Stress Middle-Age Spread and Alzheimer’s

Forty-year-olds with excess abdominal fat are much more likely to develop Alzheimer’s disease compared to controls without big bellies.  Researchers followed 6,583 men and women aged 40 to 45 who had their belly fat measured during routine physical checkups between 1964 and 1973.  A caliper was used to determine the distance between their backs and the surface of their upper abdomens, with measurements of 10″ or more being classified as high.  Medical records were evaluated three to four decades later when the participants were aged 73 to 87 to determine how many had developed Alzheimer type dementia.  Of the 1,049 such cases identified, those who were obese due to large bellies in their forties were 3.6 times more likely to develop dementia.  Participants with pot bellies had an increased risk for dementia even if their weight was normal and they had no diabetes, hypertension or other health problems.  Women were more likely than men to have abdominal obesity and non-whites, smokers, people with high blood pressure, high cholesterol, diabetes, or who had less than a high school level of education were also at somewhat greater risk.

As noted in prior Newsletters, it has been well established that stress causes the deposition of deep abdominal fat due to increased secretion of cortisol.  Cortisol can also contribute to the memory loss and other cognitive problems seen in dementia.  In addition, autopsy studies have shown that changes in the brain associated with Alzheimer’s disease may start in young to middle adulthood, and that higher abdominal fat in elderly adults was associated with greater brain atrophy.  Having abdominal obesity in mid-life is known to increase the risk of diabetes, stroke and heart attacks.  In contrast peripheral obesity due to excess fat in the buttocks and extremities has an anti-atherogenic effect, possibly because abdominal fat secretes chemicals that promote insulin resistance.  However, this is the first time researchers have demonstrated that increased abdominal fat also increases risk of dementia.  Whether this is merely an associated or causal factor and possible mechanisms of action will be discussed in a future Newsletter. While there is no precise way to translate belly fat measurements into waist circumference, it is generally recommended that the upper girth limit should be 40 inches for men and 35 inches for women.
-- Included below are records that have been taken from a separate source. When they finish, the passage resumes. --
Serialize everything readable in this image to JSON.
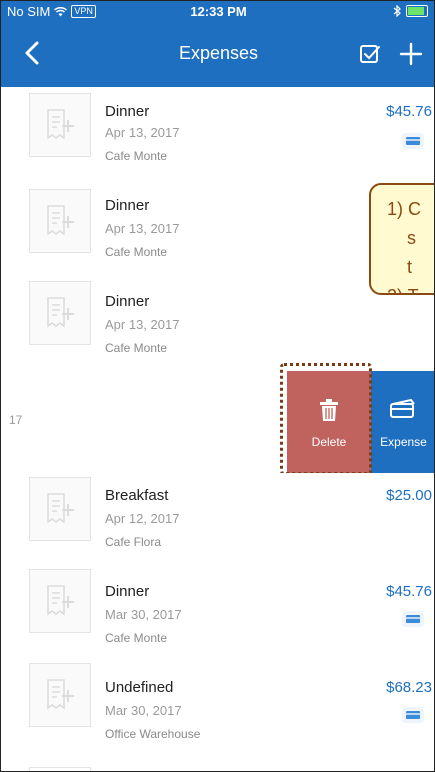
{
  "status": {
    "carrier": "No SIM",
    "vpn": "VPN",
    "time": "12:33 PM"
  },
  "nav": {
    "title": "Expenses"
  },
  "expenses": [
    {
      "title": "Dinner",
      "date": "Apr 13, 2017",
      "merchant": "Cafe Monte",
      "amount": "$45.76",
      "has_card": true
    },
    {
      "title": "Dinner",
      "date": "Apr 13, 2017",
      "merchant": "Cafe Monte",
      "amount": "",
      "has_card": false
    },
    {
      "title": "Dinner",
      "date": "Apr 13, 2017",
      "merchant": "Cafe Monte",
      "amount": "",
      "has_card": false
    },
    {
      "title": "Breakfast",
      "date": "Apr 12, 2017",
      "merchant": "Cafe Flora",
      "amount": "$25.00",
      "has_card": false
    },
    {
      "title": "Dinner",
      "date": "Mar 30, 2017",
      "merchant": "Cafe Monte",
      "amount": "$45.76",
      "has_card": true
    },
    {
      "title": "Undefined",
      "date": "Mar 30, 2017",
      "merchant": "Office Warehouse",
      "amount": "$68.23",
      "has_card": true
    }
  ],
  "swiped_row": {
    "stub_text": "17",
    "delete_label": "Delete",
    "expense_label": "Expense"
  },
  "callout": {
    "line1": "1) C",
    "line2": "s",
    "line3": "t",
    "line4": "2) T"
  },
  "colors": {
    "primary": "#1e6fc0",
    "delete": "#c0625e",
    "annotation": "#8b4a12",
    "callout_bg": "#fffad0"
  },
  "icons": {
    "back": "chevron-left-icon",
    "select": "checkbox-icon",
    "add": "plus-icon",
    "receipt": "receipt-add-icon",
    "trash": "trash-icon",
    "card": "credit-card-icon"
  }
}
1.    Whitmer RA, Gustafson DR et al. Central obesity and increased risk of dementia more than three decades later. Neurology, Published online before print March 26, 2008.